Much ink has already been spilled (does that metaphor still work online?) on the fantastic surprise that is sitting down and listening to Fleet Foxes beginning to end. You don't need to see its cover (or the equally great EP's) to feel yourself transported back in time, to a place medieval and earthy and pastoral ... yet with electric guitars. (You know, like Oregon.) The thick harmonies and diverse instrumentation blend perfectly for a musical experience unexpected and unprecedented. It is one thing to be good; it is another to change the shape of popular music for the foreseeable future. (Their phenomenal performance on Saturday Night Live can only have helped them in this regard.) Few would have imagined music like Fleet Foxes' making waves in 2008, but their flag is planted and we can expect the trendy followers to be showing up soon enough. For now, before someone else comes along and ruins it, we can enjoy Fleet Foxes' songs for what they are: powerful, prescient, groovy ballads that sweep us away to another world.
1. Bonnie "Prince" Billy -- Lie Down in the Light

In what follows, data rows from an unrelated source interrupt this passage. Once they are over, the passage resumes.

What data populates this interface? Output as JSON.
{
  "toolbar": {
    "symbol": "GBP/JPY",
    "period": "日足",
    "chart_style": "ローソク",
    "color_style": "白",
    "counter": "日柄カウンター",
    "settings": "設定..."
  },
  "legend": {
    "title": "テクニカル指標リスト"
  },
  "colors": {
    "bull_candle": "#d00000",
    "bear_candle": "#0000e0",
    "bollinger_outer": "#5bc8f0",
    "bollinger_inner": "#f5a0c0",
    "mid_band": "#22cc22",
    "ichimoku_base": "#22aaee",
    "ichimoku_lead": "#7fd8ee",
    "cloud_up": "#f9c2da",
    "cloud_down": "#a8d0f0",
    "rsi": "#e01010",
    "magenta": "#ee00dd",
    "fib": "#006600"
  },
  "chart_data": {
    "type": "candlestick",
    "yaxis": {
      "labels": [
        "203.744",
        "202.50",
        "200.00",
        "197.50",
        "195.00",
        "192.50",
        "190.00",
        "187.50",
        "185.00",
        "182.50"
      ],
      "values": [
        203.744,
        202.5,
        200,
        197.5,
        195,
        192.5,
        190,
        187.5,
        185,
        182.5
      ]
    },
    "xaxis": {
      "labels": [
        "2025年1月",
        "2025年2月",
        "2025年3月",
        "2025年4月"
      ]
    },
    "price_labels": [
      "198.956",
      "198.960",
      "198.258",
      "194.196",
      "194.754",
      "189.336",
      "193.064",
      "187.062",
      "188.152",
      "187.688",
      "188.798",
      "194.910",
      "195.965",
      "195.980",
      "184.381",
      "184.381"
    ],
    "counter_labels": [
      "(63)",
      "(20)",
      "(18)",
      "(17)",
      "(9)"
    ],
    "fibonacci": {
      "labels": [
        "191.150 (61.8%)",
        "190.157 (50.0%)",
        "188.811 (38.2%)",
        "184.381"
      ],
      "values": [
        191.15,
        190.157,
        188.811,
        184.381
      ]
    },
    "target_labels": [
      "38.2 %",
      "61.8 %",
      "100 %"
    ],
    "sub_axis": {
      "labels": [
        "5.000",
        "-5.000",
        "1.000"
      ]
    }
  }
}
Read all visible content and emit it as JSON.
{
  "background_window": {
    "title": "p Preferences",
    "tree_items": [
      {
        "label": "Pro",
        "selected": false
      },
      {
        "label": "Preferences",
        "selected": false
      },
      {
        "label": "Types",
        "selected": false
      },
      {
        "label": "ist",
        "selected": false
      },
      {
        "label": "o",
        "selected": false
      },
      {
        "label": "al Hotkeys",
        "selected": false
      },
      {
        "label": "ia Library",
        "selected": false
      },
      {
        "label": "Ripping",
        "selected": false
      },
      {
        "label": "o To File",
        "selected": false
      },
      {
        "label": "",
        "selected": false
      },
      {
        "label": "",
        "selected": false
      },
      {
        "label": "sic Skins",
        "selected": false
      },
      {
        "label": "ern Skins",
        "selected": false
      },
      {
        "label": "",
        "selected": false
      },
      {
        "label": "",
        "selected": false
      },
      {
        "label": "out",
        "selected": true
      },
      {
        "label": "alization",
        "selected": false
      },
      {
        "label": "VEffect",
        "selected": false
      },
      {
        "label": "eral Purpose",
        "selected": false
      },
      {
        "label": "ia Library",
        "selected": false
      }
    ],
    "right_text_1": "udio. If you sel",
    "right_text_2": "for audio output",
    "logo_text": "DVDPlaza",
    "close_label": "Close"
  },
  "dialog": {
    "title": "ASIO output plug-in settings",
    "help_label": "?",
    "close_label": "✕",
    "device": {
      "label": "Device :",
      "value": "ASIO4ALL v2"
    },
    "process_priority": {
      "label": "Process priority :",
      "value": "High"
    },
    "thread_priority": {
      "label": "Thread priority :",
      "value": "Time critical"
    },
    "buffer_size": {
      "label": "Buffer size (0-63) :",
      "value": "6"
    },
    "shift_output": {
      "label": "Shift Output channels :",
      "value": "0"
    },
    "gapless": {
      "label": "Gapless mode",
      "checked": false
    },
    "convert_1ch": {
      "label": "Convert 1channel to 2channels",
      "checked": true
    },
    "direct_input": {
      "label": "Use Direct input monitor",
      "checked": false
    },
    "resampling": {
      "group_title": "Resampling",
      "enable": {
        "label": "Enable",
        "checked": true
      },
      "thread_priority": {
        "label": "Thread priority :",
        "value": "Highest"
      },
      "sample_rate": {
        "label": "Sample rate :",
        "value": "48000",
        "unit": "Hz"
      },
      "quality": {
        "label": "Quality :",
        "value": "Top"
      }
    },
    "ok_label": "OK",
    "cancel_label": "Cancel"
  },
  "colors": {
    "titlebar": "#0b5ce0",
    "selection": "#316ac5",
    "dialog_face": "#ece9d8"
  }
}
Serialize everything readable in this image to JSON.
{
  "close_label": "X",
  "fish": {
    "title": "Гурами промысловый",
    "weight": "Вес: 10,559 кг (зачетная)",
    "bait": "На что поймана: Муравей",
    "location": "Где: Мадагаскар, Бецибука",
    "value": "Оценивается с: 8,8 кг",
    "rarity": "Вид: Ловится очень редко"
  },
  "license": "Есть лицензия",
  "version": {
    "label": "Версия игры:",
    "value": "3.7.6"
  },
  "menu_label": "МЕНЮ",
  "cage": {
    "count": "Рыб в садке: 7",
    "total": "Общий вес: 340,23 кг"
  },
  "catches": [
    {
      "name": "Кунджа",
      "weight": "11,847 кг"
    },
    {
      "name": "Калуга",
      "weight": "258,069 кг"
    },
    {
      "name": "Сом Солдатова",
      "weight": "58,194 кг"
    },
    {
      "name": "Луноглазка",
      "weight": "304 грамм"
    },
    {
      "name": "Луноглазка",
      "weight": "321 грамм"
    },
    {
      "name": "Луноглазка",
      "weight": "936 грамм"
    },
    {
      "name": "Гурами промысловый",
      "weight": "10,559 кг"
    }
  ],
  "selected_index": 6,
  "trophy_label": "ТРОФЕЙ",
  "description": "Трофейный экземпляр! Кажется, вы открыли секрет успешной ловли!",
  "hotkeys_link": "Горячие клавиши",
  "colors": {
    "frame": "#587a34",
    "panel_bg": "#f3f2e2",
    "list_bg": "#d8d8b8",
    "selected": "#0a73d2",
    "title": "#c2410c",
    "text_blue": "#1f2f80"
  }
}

I do not believe that anything, music included, can be properly assessed or engaged in a vacuum; even albums are part of a story. Thus it is not possible to understand the achievement of Radiohead's Kid A apart from what led up to it, particularly the universally acclaimed masterpiece that was its predecessor, OK Computer. On the other hand, I wonder if fresh ears can offer an alternative perspective when approaching greatness that has become so routine, so expected, that its wonder has lost its original shine. Thus do I come to Bonnie "Prince" Billy's Lie Down in the Light: it is my first album by, and hence my introduction to, the music of Will Oldham. So it is possible that my reaction to and appraisal of his most recent work is not complete or fully informed, precisely because I do not know its place in the "story." However: regardless of the extent to which I need to go back and fill in the pieces -- a task I am already in the process of completing! -- I can testify that Lie Down in the Light is without a doubt the best album I have heard from 2008. Twelve songs of heartfelt precision, spiritual vulnerability, musical honesty, virtuoso performances, perfect pacing, ideal diversity, glorious crescendoes, enveloping quietness, and endless depth. Beautiful and sad and funny and truthful. In other words, a masterpiece.